(Records drawn from a dataset)
[Start of Attachment]
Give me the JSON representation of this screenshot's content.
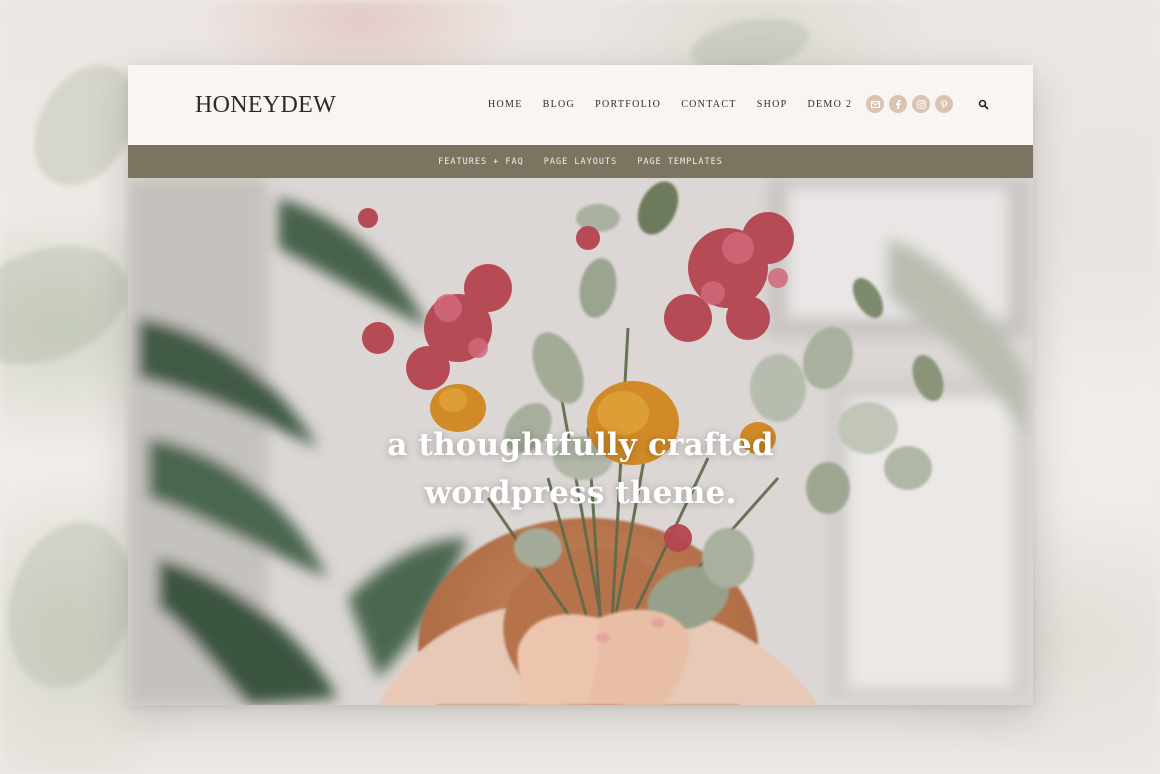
{
  "brand": {
    "logo": "HONEYDEW"
  },
  "main_nav": [
    {
      "label": "HOME",
      "name": "nav-home"
    },
    {
      "label": "BLOG",
      "name": "nav-blog"
    },
    {
      "label": "PORTFOLIO",
      "name": "nav-portfolio"
    },
    {
      "label": "CONTACT",
      "name": "nav-contact"
    },
    {
      "label": "SHOP",
      "name": "nav-shop"
    },
    {
      "label": "DEMO 2",
      "name": "nav-demo-2"
    }
  ],
  "social": [
    {
      "icon": "email-icon"
    },
    {
      "icon": "facebook-icon"
    },
    {
      "icon": "instagram-icon"
    },
    {
      "icon": "pinterest-icon"
    }
  ],
  "search": {
    "icon": "search-icon"
  },
  "sub_nav": [
    {
      "label": "FEATURES + FAQ",
      "name": "subnav-features-faq"
    },
    {
      "label": "PAGE LAYOUTS",
      "name": "subnav-page-layouts"
    },
    {
      "label": "PAGE TEMPLATES",
      "name": "subnav-page-templates"
    }
  ],
  "hero": {
    "line1": "a thoughtfully crafted",
    "line2": "wordpress theme."
  },
  "colors": {
    "header_bg": "#f8f5f3",
    "subnav_bg": "#7b7460",
    "social_bg": "#dcc3b0",
    "text_dark": "#2f2b29"
  }
}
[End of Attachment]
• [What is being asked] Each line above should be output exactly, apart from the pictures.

• [Exercise result]
Give me the JSON representation of this screenshot's content.
{
  "brand": {
    "logo": "HONEYDEW"
  },
  "main_nav": [
    {
      "label": "HOME",
      "name": "nav-home"
    },
    {
      "label": "BLOG",
      "name": "nav-blog"
    },
    {
      "label": "PORTFOLIO",
      "name": "nav-portfolio"
    },
    {
      "label": "CONTACT",
      "name": "nav-contact"
    },
    {
      "label": "SHOP",
      "name": "nav-shop"
    },
    {
      "label": "DEMO 2",
      "name": "nav-demo-2"
    }
  ],
  "social": [
    {
      "icon": "email-icon"
    },
    {
      "icon": "facebook-icon"
    },
    {
      "icon": "instagram-icon"
    },
    {
      "icon": "pinterest-icon"
    }
  ],
  "search": {
    "icon": "search-icon"
  },
  "sub_nav": [
    {
      "label": "FEATURES + FAQ",
      "name": "subnav-features-faq"
    },
    {
      "label": "PAGE LAYOUTS",
      "name": "subnav-page-layouts"
    },
    {
      "label": "PAGE TEMPLATES",
      "name": "subnav-page-templates"
    }
  ],
  "hero": {
    "line1": "a thoughtfully crafted",
    "line2": "wordpress theme."
  },
  "colors": {
    "header_bg": "#f8f5f3",
    "subnav_bg": "#7b7460",
    "social_bg": "#dcc3b0",
    "text_dark": "#2f2b29"
  }
}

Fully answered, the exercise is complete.